PROBLEM STATEMENT ▸ Each line below that contains "title" should be counted. Give only the total.

=== DATA FOR THE TASK ===

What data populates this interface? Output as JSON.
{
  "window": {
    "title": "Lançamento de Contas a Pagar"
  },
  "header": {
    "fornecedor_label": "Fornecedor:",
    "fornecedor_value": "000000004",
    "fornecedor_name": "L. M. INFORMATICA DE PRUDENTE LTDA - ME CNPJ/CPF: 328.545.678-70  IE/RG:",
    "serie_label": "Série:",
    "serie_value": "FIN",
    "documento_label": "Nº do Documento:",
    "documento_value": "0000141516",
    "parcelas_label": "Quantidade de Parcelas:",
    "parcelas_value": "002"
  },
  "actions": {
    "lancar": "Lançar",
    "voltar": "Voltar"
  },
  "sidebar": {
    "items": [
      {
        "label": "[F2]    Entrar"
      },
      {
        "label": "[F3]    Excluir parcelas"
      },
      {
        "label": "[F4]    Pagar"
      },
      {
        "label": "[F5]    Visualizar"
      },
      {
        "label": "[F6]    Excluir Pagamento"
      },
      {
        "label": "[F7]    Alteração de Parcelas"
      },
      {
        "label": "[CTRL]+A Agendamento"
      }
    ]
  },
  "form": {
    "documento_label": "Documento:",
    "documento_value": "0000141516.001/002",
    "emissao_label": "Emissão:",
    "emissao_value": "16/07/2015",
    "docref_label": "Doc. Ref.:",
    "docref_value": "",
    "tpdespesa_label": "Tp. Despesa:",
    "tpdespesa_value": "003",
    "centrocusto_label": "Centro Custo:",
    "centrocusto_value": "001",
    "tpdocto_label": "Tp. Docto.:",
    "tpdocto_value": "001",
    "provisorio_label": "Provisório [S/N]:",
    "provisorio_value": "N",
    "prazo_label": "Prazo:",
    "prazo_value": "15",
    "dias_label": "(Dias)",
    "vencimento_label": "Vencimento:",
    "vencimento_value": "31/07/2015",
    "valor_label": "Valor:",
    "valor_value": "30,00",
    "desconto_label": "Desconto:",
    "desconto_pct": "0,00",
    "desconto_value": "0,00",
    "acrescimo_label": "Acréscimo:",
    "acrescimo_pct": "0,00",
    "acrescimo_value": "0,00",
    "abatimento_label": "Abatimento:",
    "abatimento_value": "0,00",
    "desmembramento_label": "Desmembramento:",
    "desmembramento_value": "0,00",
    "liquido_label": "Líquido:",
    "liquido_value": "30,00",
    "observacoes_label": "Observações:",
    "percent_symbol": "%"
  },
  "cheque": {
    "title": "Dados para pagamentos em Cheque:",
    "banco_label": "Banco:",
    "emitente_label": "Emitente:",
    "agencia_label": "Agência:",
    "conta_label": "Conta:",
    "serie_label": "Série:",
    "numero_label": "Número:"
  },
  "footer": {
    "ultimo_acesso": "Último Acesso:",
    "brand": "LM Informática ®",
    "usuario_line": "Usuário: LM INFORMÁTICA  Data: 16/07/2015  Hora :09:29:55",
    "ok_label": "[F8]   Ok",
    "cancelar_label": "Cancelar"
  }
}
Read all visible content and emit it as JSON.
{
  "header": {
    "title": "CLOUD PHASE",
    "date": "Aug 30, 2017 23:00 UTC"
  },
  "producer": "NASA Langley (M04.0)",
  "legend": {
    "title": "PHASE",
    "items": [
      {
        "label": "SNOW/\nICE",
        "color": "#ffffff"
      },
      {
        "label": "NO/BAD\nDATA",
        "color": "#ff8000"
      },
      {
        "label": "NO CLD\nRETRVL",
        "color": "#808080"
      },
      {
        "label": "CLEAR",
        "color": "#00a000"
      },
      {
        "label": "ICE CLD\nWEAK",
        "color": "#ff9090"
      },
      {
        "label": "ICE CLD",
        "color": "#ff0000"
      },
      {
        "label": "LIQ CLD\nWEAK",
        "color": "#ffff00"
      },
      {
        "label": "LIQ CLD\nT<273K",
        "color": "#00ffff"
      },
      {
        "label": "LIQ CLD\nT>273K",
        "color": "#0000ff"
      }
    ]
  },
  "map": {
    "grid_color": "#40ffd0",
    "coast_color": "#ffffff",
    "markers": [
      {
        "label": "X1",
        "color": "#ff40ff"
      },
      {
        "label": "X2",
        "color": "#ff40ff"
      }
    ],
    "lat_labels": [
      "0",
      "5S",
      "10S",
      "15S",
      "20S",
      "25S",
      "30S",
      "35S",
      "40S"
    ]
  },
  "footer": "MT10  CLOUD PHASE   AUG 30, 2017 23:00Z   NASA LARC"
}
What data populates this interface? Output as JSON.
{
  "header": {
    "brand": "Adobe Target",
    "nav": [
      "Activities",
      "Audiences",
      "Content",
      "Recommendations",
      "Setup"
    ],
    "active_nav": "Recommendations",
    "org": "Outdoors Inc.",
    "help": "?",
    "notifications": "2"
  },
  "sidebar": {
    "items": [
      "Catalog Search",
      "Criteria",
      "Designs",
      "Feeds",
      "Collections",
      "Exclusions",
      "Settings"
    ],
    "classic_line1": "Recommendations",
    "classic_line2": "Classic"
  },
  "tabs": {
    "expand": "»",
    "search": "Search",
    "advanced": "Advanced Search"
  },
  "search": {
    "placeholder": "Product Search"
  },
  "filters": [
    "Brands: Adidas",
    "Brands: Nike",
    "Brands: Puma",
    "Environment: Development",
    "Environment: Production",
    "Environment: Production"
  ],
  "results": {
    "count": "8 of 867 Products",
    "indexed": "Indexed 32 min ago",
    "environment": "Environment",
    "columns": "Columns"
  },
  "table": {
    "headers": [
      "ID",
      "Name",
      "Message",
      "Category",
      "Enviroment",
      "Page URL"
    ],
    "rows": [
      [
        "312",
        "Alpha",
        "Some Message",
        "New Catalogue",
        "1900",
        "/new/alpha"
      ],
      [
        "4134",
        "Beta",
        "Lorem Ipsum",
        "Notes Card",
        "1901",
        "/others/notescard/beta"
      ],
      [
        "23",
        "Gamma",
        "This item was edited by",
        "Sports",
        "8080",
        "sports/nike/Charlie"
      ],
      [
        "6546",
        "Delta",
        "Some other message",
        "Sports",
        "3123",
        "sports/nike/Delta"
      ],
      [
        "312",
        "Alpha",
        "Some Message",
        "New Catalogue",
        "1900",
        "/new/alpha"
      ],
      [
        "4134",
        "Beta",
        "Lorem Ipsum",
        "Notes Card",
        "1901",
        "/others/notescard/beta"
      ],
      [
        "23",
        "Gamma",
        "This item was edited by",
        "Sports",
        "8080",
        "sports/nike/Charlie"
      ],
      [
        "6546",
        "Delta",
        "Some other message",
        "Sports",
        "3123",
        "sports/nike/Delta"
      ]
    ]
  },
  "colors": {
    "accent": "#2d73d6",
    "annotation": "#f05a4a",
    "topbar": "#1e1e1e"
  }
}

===

TASK OUTPUT ▸ 4